After a week of diversions, the Labour Party finally managed to get the focus back on its policy platform when it released its alternative Budget.
Labour was also helped by fresh reports revealing that the original allegations made by millionaire Donghua Liu that he had donated more than $100,000 to the party were wrong.
Labour leader David Cunliffe is demanding an apology but, for the moment, might just have to hold his breath.
In the meantime, though, news media interest - which had been obsessively focussed on Liu's unsubstantiated allegations - shifted to Labour's policies.
So, too, did the focus of the National-led Government. Prime Minister John Key has spent the week continuing to backtrack from his claims about Labour and appeared to welcome instead the opportunity to attack Labour's alternative Budget.
Mr Key's response to the document, which outlines how much Labour expects to raise in tax and how much it intends spending, was that the figures did not add up.
He did not detail where the figures were wrong, just as he never detailed where Labour got what he said was hundreds of thousands of dollars from Liu.
Associate Finance Minister Steven Joyce did, however, challenge the specifics of Labour's policies on Morning Report in what turned into a debate with Labour's finance spokesperson, David Parker.
Under Labour's plan, it intends to raise the top tax rate for income of more than $150,000 a year to 36 percent. It would increase the trustee income tax rate to 36 percent to cut down on opportunities for the wealthy to avoid the higher rate.
It also confirmed it would introduce a comprehensive capital gains tax.
On the other side of the ledger, Labour would make KiwiSaver compulsory and provide tax credits to all those in the scheme. It would also re-introduce research and development tax credits scrapped by the National-led Government.
Overall, it believes the Government's tax take will rise, particularly once the capital gains tax comes fully into effect.
Tight rein on spending
Labour is also promising to keep a tight rein on spending, although it would increase funding for health and education.
On that basis, Mr Parker says a Labour-led Government will run surpluses every year for the next six years and pay back public debt.
Under the figures in its document it is forecasting it will reduce net public debt to 3 percent of gross domestic product - the rough measure of the size of the economy - by the financial year 2020-2021.
Mr Joyce says he does not believe Labour will be disciplined enough about spending restraint to to that.
But Mr Parker points out, as he has repeatedly, that the last Labour-led Government did reduce net public debt to near zero and ran surpluses every year.

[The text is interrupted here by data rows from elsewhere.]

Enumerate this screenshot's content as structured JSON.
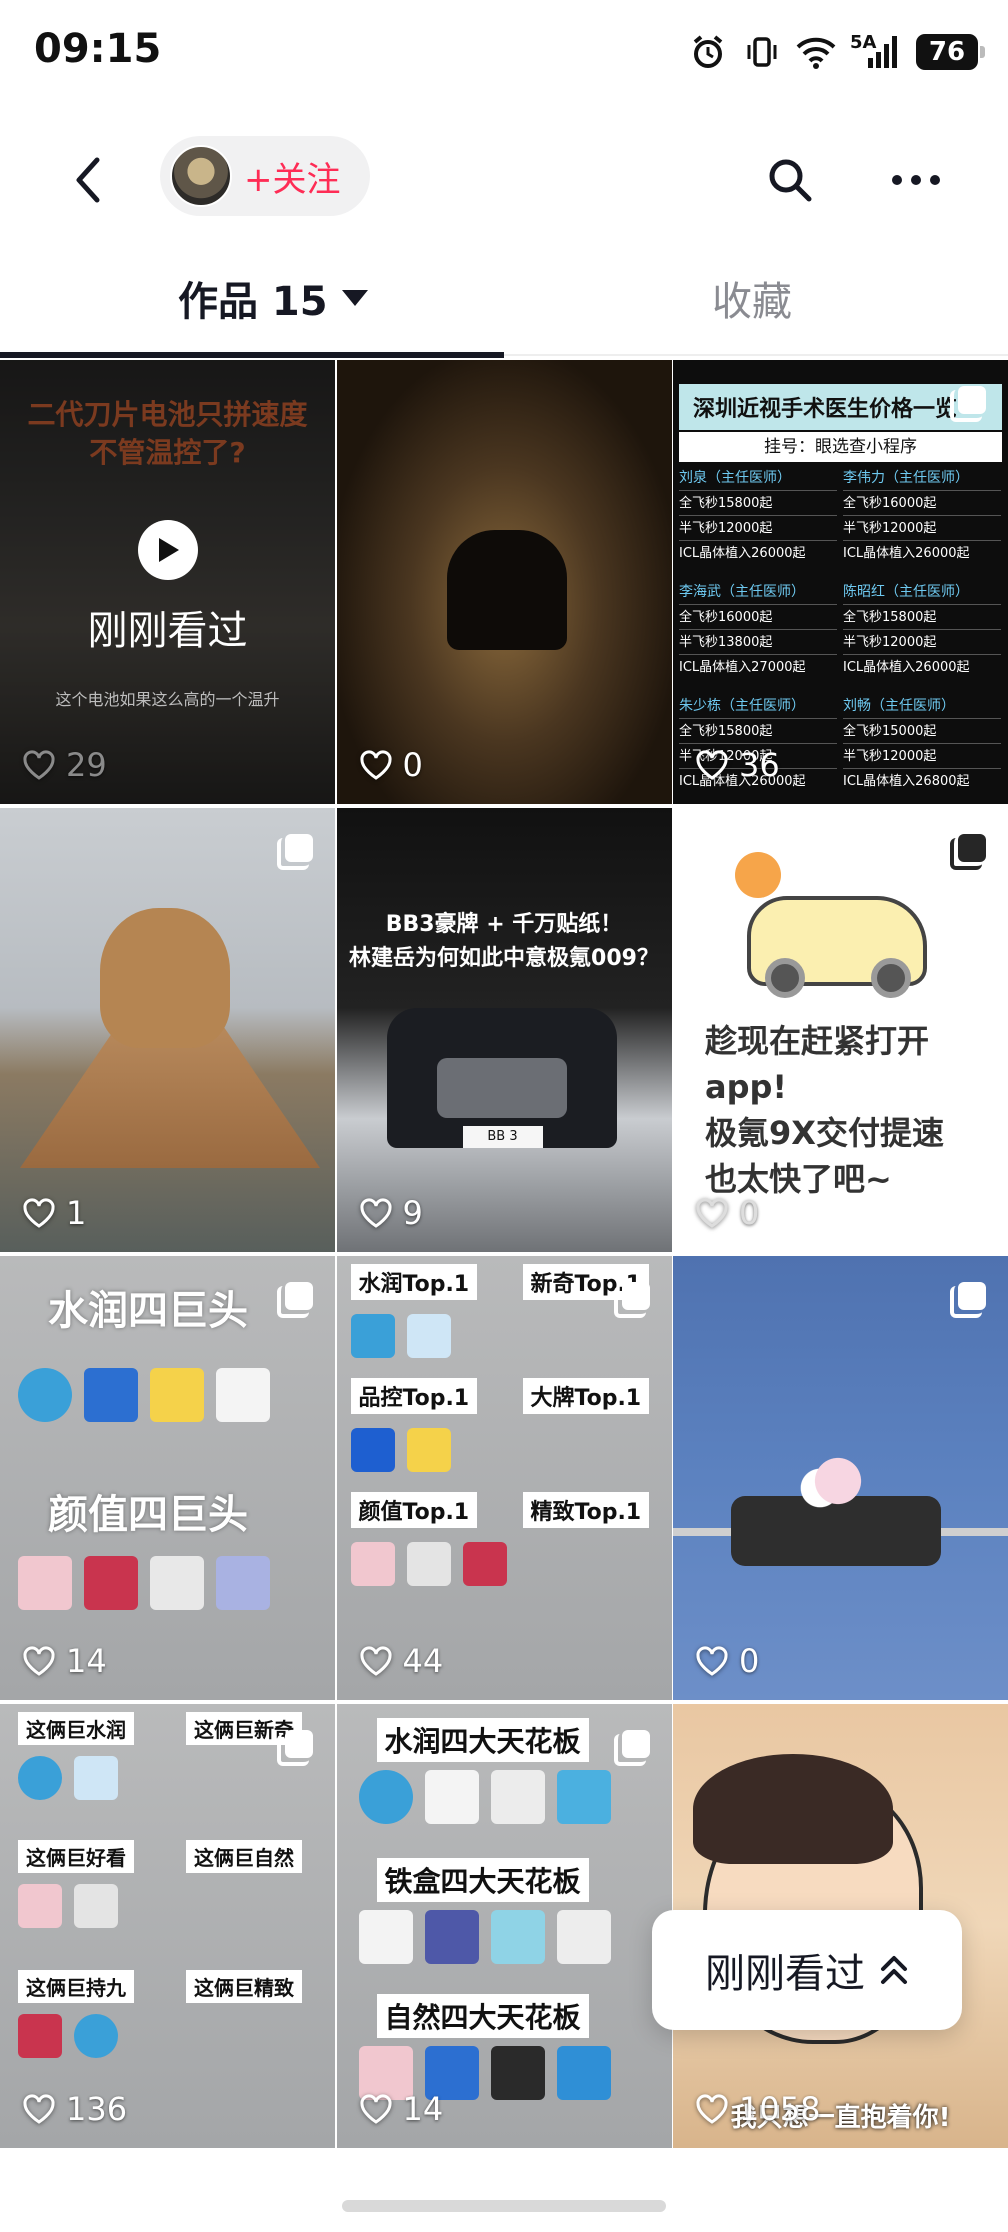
{
  "status_bar": {
    "time": "09:15",
    "network": "5A",
    "battery": "76",
    "icons": [
      "alarm-icon",
      "vibrate-icon",
      "wifi-icon",
      "signal-icon",
      "battery-icon"
    ]
  },
  "header": {
    "follow_label": "+关注",
    "icons": [
      "back-icon",
      "avatar",
      "search-icon",
      "more-icon"
    ]
  },
  "tabs": [
    {
      "label": "作品 15",
      "active": true
    },
    {
      "label": "收藏",
      "active": false
    }
  ],
  "tiles": [
    {
      "title": "二代刀片电池只拼速度\n不管温控了?",
      "overlay": "刚刚看过",
      "caption": "这个电池如果这么高的一个温升",
      "likes": "29"
    },
    {
      "likes": "0"
    },
    {
      "header": "深圳近视手术医生价格一览",
      "subheader": "挂号：眼选查小程序",
      "doctors": [
        {
          "name": "刘泉（主任医师）",
          "prices": [
            "全飞秒15800起",
            "半飞秒12000起",
            "ICL晶体植入26000起"
          ]
        },
        {
          "name": "李伟力（主任医师）",
          "prices": [
            "全飞秒16000起",
            "半飞秒12000起",
            "ICL晶体植入26000起"
          ]
        },
        {
          "name": "李海武（主任医师）",
          "prices": [
            "全飞秒16000起",
            "半飞秒13800起",
            "ICL晶体植入27000起"
          ]
        },
        {
          "name": "陈昭红（主任医师）",
          "prices": [
            "全飞秒15800起",
            "半飞秒12000起",
            "ICL晶体植入26000起"
          ]
        },
        {
          "name": "朱少栋（主任医师）",
          "prices": [
            "全飞秒15800起",
            "半飞秒12000起",
            "ICL晶体植入26000起"
          ]
        },
        {
          "name": "刘畅（主任医师）",
          "prices": [
            "全飞秒15000起",
            "半飞秒12000起",
            "ICL晶体植入26800起"
          ]
        }
      ],
      "likes": "36"
    },
    {
      "likes": "1"
    },
    {
      "title": "BB3豪牌 + 千万贴纸！\n林建岳为何如此中意极氪009？",
      "plate": "BB 3",
      "likes": "9"
    },
    {
      "text": "趁现在赶紧打开\napp!\n极氪9X交付提速\n也太快了吧~",
      "likes": "0"
    },
    {
      "line1": "水润四巨头",
      "line2": "颜值四巨头",
      "likes": "14"
    },
    {
      "labels": [
        "水润Top.1",
        "新奇Top.1",
        "品控Top.1",
        "大牌Top.1",
        "颜值Top.1",
        "精致Top.1"
      ],
      "likes": "44"
    },
    {
      "likes": "0"
    },
    {
      "labels": [
        "这俩巨水润",
        "这俩巨新奇",
        "这俩巨好看",
        "这俩巨自然",
        "这俩巨持九",
        "这俩巨精致"
      ],
      "likes": "136"
    },
    {
      "labels": [
        "水润四大天花板",
        "铁盒四大天花板",
        "自然四大天花板"
      ],
      "likes": "14"
    },
    {
      "caption": "我只想一直抱着你!",
      "likes": "1058"
    }
  ],
  "recent_button": {
    "label": "刚刚看过"
  },
  "colors": {
    "accent": "#fe2c55",
    "text": "#161823",
    "muted": "#8a8b91"
  }
}
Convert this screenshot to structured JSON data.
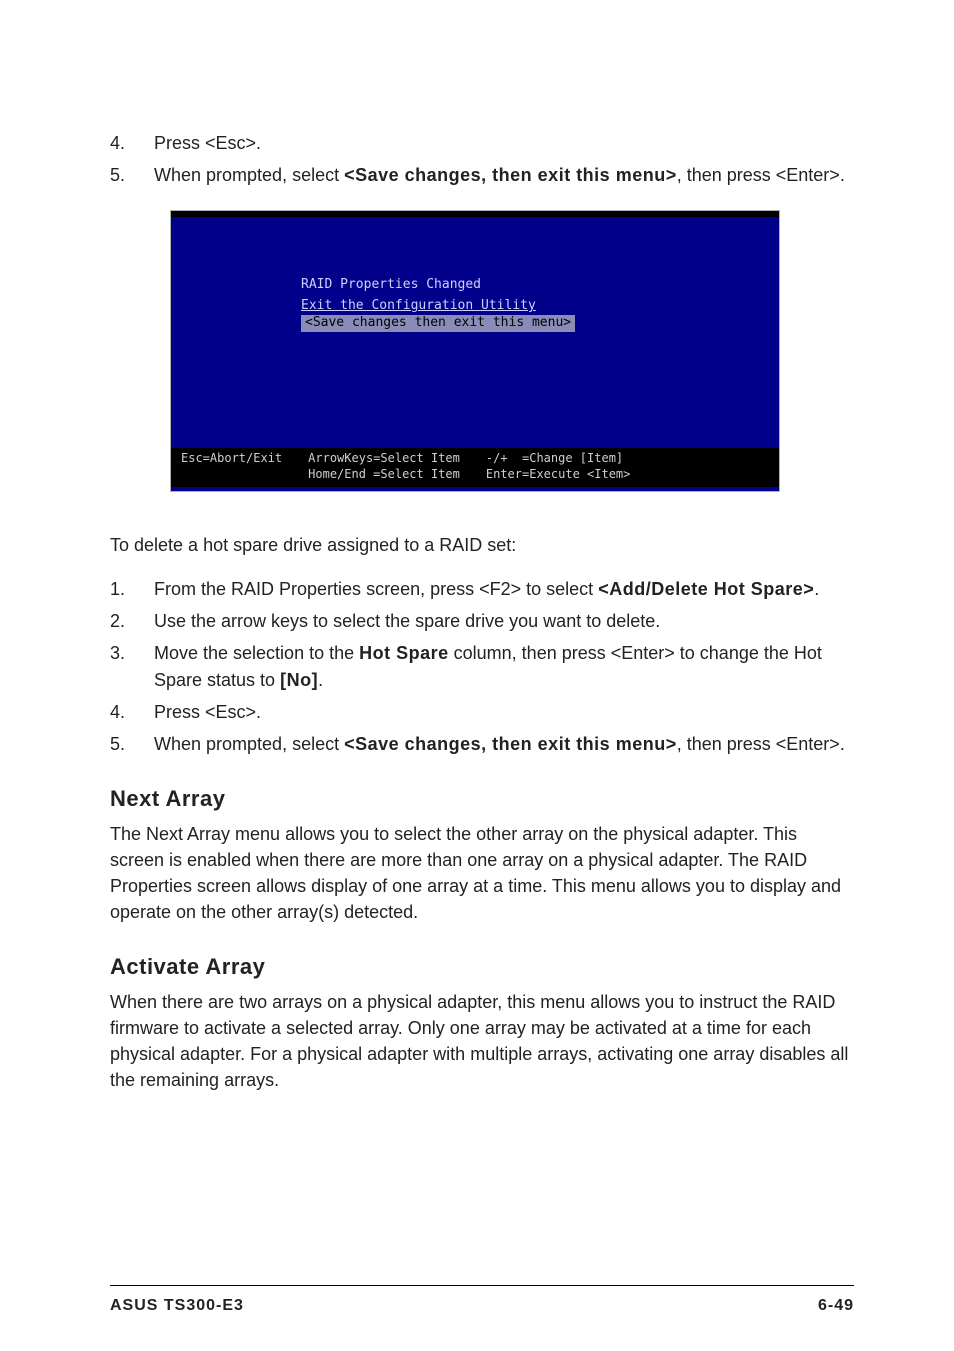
{
  "steps_a": [
    {
      "num": "4.",
      "parts": [
        {
          "t": "Press <Esc>."
        }
      ]
    },
    {
      "num": "5.",
      "parts": [
        {
          "t": "When prompted, select "
        },
        {
          "t": "<Save changes, then exit this menu>",
          "bold": true
        },
        {
          "t": ", then press <Enter>."
        }
      ]
    }
  ],
  "screenshot": {
    "title": "RAID Properties Changed",
    "subtitle": "Exit the Configuration Utility",
    "selected": "<Save changes then exit this menu>",
    "bottom": {
      "c1": "Esc=Abort/Exit",
      "c2": "ArrowKeys=Select Item\nHome/End =Select Item",
      "c3": "-/+  =Change [Item]\nEnter=Execute <Item>"
    }
  },
  "intro_delete": "To delete a hot spare drive assigned to a RAID set:",
  "steps_b": [
    {
      "num": "1.",
      "parts": [
        {
          "t": "From the RAID Properties screen, press <F2> to select "
        },
        {
          "t": "<Add/Delete Hot Spare>",
          "bold": true
        },
        {
          "t": "."
        }
      ]
    },
    {
      "num": "2.",
      "parts": [
        {
          "t": "Use the arrow keys to select the spare drive you want to delete."
        }
      ]
    },
    {
      "num": "3.",
      "parts": [
        {
          "t": "Move the selection to the "
        },
        {
          "t": "Hot Spare",
          "bold": true
        },
        {
          "t": " column, then press <Enter> to change the Hot Spare status to "
        },
        {
          "t": "[No]",
          "bold": true
        },
        {
          "t": "."
        }
      ]
    },
    {
      "num": "4.",
      "parts": [
        {
          "t": "Press <Esc>."
        }
      ]
    },
    {
      "num": "5.",
      "parts": [
        {
          "t": "When prompted, select "
        },
        {
          "t": "<Save changes, then exit this menu>",
          "bold": true
        },
        {
          "t": ", then press <Enter>."
        }
      ]
    }
  ],
  "sections": {
    "next_array": {
      "title": "Next Array",
      "body": "The Next Array menu allows you to select the other array on the physical adapter. This screen is enabled when there are more than one array on a physical adapter. The RAID Properties screen allows display of one array at a time. This menu allows you to display and operate on the other array(s) detected."
    },
    "activate_array": {
      "title": "Activate Array",
      "body": "When there are two arrays on a physical adapter, this menu allows you to instruct the RAID firmware to activate a selected array. Only one array may be activated at a time for each physical adapter. For a physical adapter with multiple arrays, activating one array disables all the remaining arrays."
    }
  },
  "footer": {
    "left": "ASUS TS300-E3",
    "right": "6-49"
  }
}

He argues that it is National which has driven up debt.
Mr Parker concedes much of the increase in debt was necessary to protect New Zealand against the worst effects of the global financial crisis and to respond to the Canterbury earthquakes. He points out, though, that National's tax cuts added $4 billion dollars to that debt.
Mr Joyce argues Labour's path to lower debt is helped by the fact it includes returns from the New Zealand Superannuation Fund in its calculations - something Mr Parker makes no apology for.
Labour will restart contributions to the fund next year, much earlier than that planned by National. It says initially net debt will go up but as the returns on the additional contributions to the Fund compound and outstrip the borrowing costs, net debt will fall.
Mr Joyce criticises that approach and says Labour's fiscal plan will impede economic growth.
Sure, there is politics in the argument, but in this case the two men are debating the substance of economic and fiscal policies which will, for better or worse, impact on people's lives.
After a week of nonsense voters finally got a debate about ideas and, in its purest form, politics should be about ideas.
The challenge is, with the election just 12 weeks away, will the politicians be able to stick to the debate about ideas or be diverted by trivia?
More importantly, perhaps, will the media?